• Your instructions: Copy the data exactly, line for line.

══ Data records

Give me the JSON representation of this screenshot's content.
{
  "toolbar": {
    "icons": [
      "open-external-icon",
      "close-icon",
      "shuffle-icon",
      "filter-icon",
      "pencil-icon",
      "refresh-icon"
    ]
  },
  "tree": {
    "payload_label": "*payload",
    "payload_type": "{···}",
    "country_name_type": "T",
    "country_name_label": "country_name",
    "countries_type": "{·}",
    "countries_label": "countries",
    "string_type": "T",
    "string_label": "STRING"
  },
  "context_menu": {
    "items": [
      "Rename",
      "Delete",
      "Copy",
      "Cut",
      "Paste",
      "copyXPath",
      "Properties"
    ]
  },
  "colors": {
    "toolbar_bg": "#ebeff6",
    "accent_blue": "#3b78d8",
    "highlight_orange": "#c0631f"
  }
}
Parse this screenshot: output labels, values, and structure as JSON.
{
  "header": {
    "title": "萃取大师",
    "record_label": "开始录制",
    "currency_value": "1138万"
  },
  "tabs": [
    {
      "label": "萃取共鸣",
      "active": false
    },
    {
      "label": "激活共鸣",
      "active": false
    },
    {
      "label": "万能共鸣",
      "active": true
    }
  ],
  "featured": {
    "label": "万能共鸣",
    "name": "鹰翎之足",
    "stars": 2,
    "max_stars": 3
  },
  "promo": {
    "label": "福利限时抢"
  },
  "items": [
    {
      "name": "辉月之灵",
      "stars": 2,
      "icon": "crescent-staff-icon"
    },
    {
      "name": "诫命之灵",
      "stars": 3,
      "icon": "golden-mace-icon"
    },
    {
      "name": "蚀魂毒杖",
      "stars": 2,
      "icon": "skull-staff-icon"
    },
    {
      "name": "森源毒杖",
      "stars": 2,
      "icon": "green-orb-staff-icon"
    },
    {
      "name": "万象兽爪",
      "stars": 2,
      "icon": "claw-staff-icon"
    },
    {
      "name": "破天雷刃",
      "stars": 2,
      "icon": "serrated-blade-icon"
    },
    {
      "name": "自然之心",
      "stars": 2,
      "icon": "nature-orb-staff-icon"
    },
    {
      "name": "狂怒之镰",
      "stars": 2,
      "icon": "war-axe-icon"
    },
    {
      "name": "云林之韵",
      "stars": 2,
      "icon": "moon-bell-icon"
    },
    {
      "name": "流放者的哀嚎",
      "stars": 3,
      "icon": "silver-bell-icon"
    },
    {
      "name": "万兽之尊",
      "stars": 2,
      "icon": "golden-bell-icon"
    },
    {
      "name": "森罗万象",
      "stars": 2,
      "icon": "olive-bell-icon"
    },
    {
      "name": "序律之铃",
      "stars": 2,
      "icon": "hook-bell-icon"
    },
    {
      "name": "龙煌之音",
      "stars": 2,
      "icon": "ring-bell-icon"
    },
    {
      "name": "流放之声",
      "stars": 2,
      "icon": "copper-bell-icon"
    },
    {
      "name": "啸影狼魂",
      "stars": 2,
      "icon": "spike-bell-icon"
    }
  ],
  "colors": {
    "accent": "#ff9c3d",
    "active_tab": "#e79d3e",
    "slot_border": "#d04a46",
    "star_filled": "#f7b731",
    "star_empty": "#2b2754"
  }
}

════

• Exercise output:
Give me the JSON representation of this screenshot's content.
{
  "toolbar": {
    "icons": [
      "open-external-icon",
      "close-icon",
      "shuffle-icon",
      "filter-icon",
      "pencil-icon",
      "refresh-icon"
    ]
  },
  "tree": {
    "payload_label": "*payload",
    "payload_type": "{···}",
    "country_name_type": "T",
    "country_name_label": "country_name",
    "countries_type": "{·}",
    "countries_label": "countries",
    "string_type": "T",
    "string_label": "STRING"
  },
  "context_menu": {
    "items": [
      "Rename",
      "Delete",
      "Copy",
      "Cut",
      "Paste",
      "copyXPath",
      "Properties"
    ]
  },
  "colors": {
    "toolbar_bg": "#ebeff6",
    "accent_blue": "#3b78d8",
    "highlight_orange": "#c0631f"
  }
}
Parse this screenshot: output labels, values, and structure as JSON.
{
  "header": {
    "title": "萃取大师",
    "record_label": "开始录制",
    "currency_value": "1138万"
  },
  "tabs": [
    {
      "label": "萃取共鸣",
      "active": false
    },
    {
      "label": "激活共鸣",
      "active": false
    },
    {
      "label": "万能共鸣",
      "active": true
    }
  ],
  "featured": {
    "label": "万能共鸣",
    "name": "鹰翎之足",
    "stars": 2,
    "max_stars": 3
  },
  "promo": {
    "label": "福利限时抢"
  },
  "items": [
    {
      "name": "辉月之灵",
      "stars": 2,
      "icon": "crescent-staff-icon"
    },
    {
      "name": "诫命之灵",
      "stars": 3,
      "icon": "golden-mace-icon"
    },
    {
      "name": "蚀魂毒杖",
      "stars": 2,
      "icon": "skull-staff-icon"
    },
    {
      "name": "森源毒杖",
      "stars": 2,
      "icon": "green-orb-staff-icon"
    },
    {
      "name": "万象兽爪",
      "stars": 2,
      "icon": "claw-staff-icon"
    },
    {
      "name": "破天雷刃",
      "stars": 2,
      "icon": "serrated-blade-icon"
    },
    {
      "name": "自然之心",
      "stars": 2,
      "icon": "nature-orb-staff-icon"
    },
    {
      "name": "狂怒之镰",
      "stars": 2,
      "icon": "war-axe-icon"
    },
    {
      "name": "云林之韵",
      "stars": 2,
      "icon": "moon-bell-icon"
    },
    {
      "name": "流放者的哀嚎",
      "stars": 3,
      "icon": "silver-bell-icon"
    },
    {
      "name": "万兽之尊",
      "stars": 2,
      "icon": "golden-bell-icon"
    },
    {
      "name": "森罗万象",
      "stars": 2,
      "icon": "olive-bell-icon"
    },
    {
      "name": "序律之铃",
      "stars": 2,
      "icon": "hook-bell-icon"
    },
    {
      "name": "龙煌之音",
      "stars": 2,
      "icon": "ring-bell-icon"
    },
    {
      "name": "流放之声",
      "stars": 2,
      "icon": "copper-bell-icon"
    },
    {
      "name": "啸影狼魂",
      "stars": 2,
      "icon": "spike-bell-icon"
    }
  ],
  "colors": {
    "accent": "#ff9c3d",
    "active_tab": "#e79d3e",
    "slot_border": "#d04a46",
    "star_filled": "#f7b731",
    "star_empty": "#2b2754"
  }
}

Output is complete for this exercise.